### WORK ORDER
Work out how many lines in the data below contain the string "speech", and reply with that figure alone.
- - -
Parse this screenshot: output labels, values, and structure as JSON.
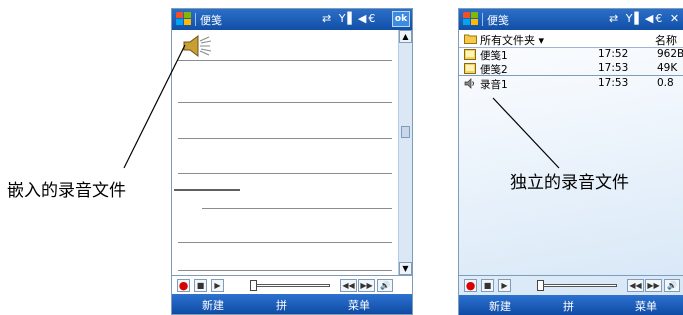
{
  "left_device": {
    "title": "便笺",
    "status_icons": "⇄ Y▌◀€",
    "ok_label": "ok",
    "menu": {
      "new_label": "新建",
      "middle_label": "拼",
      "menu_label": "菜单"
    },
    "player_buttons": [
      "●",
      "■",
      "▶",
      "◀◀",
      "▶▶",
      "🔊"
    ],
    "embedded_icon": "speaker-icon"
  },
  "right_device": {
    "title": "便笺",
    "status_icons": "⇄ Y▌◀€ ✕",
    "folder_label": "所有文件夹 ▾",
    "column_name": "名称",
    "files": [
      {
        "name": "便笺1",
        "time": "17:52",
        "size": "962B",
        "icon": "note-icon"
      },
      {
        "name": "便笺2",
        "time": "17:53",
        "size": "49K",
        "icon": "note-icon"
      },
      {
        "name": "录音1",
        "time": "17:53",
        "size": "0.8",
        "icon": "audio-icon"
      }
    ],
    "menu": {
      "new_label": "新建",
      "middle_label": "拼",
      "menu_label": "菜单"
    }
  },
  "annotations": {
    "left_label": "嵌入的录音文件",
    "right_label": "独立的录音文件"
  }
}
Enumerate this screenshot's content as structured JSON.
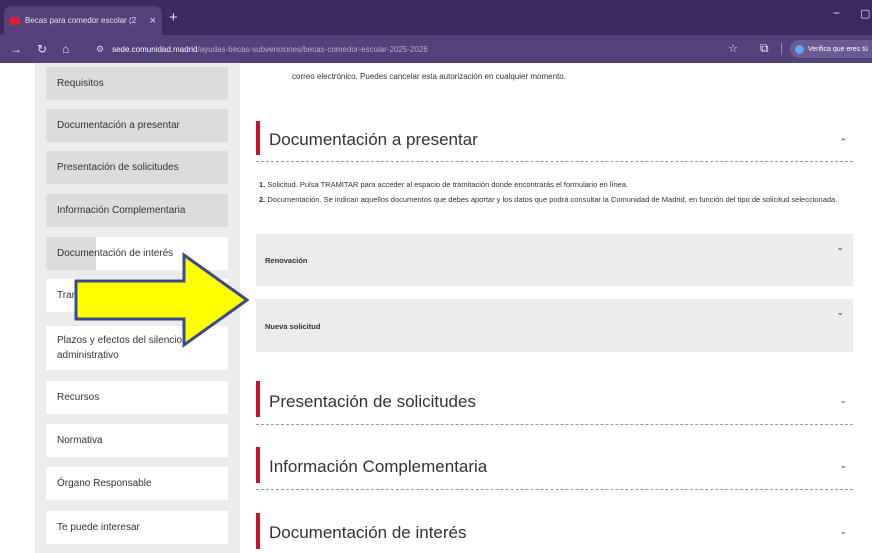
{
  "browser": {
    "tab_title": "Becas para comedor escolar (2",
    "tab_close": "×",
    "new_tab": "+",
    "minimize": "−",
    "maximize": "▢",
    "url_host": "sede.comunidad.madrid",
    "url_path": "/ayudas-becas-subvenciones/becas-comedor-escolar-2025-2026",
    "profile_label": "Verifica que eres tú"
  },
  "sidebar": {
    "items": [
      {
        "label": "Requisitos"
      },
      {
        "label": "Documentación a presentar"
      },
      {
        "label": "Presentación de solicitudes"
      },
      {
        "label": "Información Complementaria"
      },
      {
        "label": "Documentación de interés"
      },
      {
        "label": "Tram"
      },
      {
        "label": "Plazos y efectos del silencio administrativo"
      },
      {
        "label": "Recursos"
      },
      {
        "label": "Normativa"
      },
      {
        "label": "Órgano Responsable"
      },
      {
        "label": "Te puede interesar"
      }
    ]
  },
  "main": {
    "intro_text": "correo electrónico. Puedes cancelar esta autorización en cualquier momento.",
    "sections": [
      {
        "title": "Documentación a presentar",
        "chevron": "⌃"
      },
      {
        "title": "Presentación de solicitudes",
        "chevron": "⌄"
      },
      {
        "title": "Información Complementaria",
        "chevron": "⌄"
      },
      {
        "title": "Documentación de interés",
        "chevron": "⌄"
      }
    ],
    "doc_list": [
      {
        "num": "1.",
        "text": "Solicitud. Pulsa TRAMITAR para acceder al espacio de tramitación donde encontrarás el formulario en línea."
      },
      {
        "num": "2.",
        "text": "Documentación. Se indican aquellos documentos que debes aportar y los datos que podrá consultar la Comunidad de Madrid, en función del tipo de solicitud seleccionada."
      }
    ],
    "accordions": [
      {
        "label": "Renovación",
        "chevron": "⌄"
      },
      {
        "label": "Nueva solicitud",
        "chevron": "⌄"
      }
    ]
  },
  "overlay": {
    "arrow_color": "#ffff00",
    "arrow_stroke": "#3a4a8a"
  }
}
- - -
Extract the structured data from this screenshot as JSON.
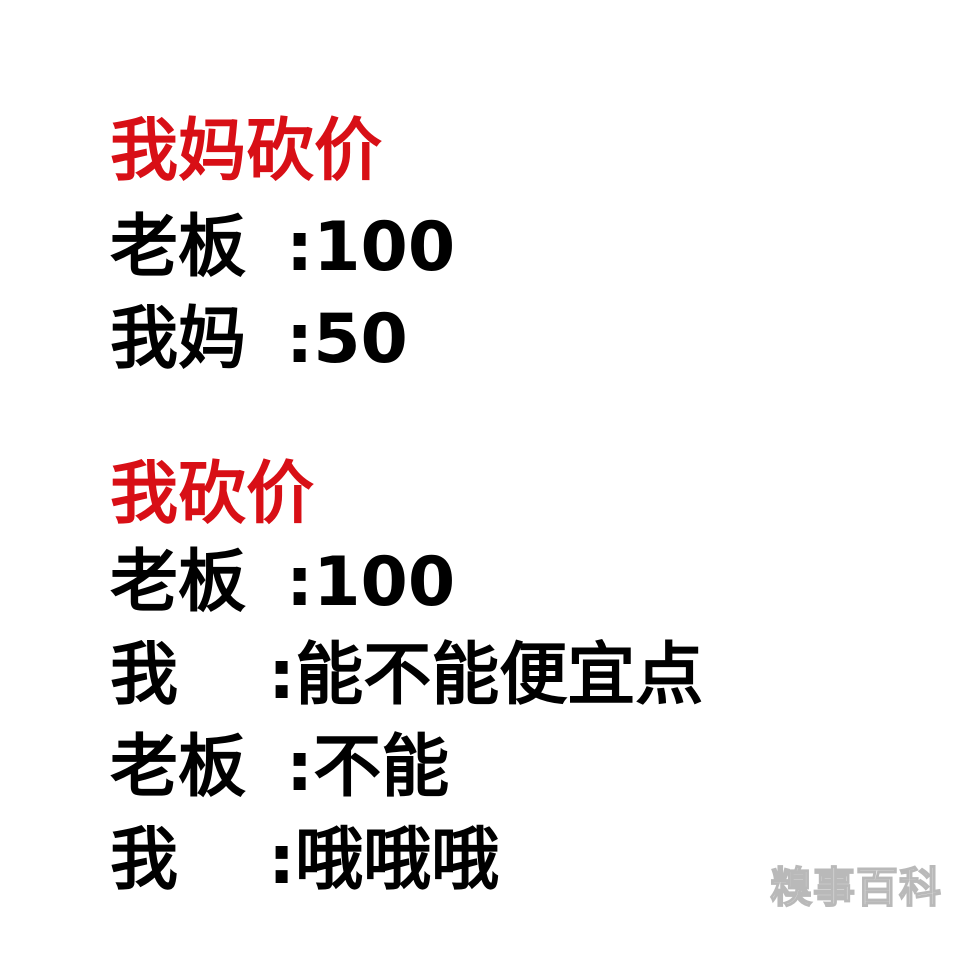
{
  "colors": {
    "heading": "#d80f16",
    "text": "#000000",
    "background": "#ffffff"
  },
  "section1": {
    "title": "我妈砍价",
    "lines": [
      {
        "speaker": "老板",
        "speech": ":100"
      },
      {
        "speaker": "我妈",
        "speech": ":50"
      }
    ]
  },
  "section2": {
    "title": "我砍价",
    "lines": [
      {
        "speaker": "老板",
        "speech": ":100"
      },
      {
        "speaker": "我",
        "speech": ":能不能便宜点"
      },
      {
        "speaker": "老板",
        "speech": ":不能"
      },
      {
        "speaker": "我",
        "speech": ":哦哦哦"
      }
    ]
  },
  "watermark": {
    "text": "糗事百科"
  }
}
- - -
### WRITTEN ANSWER
6